Along the way, Airbnb has faced fierce resistance and legal battles with cities trying to curb short-term rentals. But they‘ve turned many of these challenges into opportunities.

For example, when New Orleans cracked down on unlicensed listings, Airbnb partnered with the city to create an online registration system. Hosts can now easily get permitted directly through Airbnb‘s platform.

"That kind of proactive cooperation turned an adversarial dynamic into a collaborative one. It built trust with the city and removed a major roadblock to our supply growth," explained Bosinoff.

Airbnb has now collected over $2 billion in tourist taxes on behalf of local governments. It has similar licensing systems in place in over 20 major markets. By playing nice with regulators, Airbnb has expanded to places that might have otherwise been off limits.

The Road Ahead for Airbnb

It‘s incredible to think Airbnb has only captured about 2% of its addressable market so far. As it evolves from startup to institution, Airbnb is making big bets to drive its next phases of growth:

  • Experiences: Travelers can now book local activities, events and multi-day trips through Airbnb. This foray into the $180B tours and activities market opens up massive cross-sell potential.

  • Luxury: High-end rentals were Airbnb‘s fastest growing category in 2019, increasing 60% year-over-year. With the average luxury booking over $2000, there‘s huge room to grow this lucrative segment.

  • Hotels: Airbnb now lists boutique hotels alongside homes, diversifying supply in markets with less vacation rentals. Its acquisition of HotelTonight could accelerate this expansion into more traditional hospitality.

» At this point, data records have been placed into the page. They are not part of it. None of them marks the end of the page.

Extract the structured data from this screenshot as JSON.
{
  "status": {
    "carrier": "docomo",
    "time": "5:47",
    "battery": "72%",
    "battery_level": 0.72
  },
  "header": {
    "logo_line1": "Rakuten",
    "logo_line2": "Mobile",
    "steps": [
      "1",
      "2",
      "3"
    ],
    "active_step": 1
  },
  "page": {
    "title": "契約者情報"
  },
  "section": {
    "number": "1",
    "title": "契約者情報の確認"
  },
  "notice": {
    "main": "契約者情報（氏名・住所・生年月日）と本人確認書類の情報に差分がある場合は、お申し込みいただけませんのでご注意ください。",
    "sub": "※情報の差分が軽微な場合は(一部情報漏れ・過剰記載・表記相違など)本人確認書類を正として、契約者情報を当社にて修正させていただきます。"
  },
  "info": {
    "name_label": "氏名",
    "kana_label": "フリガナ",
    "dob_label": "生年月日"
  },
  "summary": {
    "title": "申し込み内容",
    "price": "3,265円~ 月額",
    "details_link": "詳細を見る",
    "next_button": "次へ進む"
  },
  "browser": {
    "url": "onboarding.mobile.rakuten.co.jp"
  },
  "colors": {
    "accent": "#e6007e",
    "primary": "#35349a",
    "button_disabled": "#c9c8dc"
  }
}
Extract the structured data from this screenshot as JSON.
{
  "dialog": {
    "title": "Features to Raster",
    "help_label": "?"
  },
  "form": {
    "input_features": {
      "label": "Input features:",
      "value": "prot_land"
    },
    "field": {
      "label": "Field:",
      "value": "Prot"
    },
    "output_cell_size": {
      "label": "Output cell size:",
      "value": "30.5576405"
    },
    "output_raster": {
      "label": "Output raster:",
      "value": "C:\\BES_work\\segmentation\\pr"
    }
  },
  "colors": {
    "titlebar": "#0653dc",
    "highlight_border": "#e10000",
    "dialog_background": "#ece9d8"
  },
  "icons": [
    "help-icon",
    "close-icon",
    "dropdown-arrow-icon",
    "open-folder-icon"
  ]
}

"We‘re still in the early innings. Our ultimate vision is to be the one place you go to book anything, anywhere. Not just homes, but experiences, restaurants, flights – we want to capture every part of the trip," said Bosinoff confidently.

With Airbnb poised to finally go public this year, the stakes have never been higher. But if the past decade is any indication, betting against this team would be unwise. Guided by its unorthodox growth philosophy and Bosinoff‘s leadership, Airbnb is well positioned to reshape travel for years to come.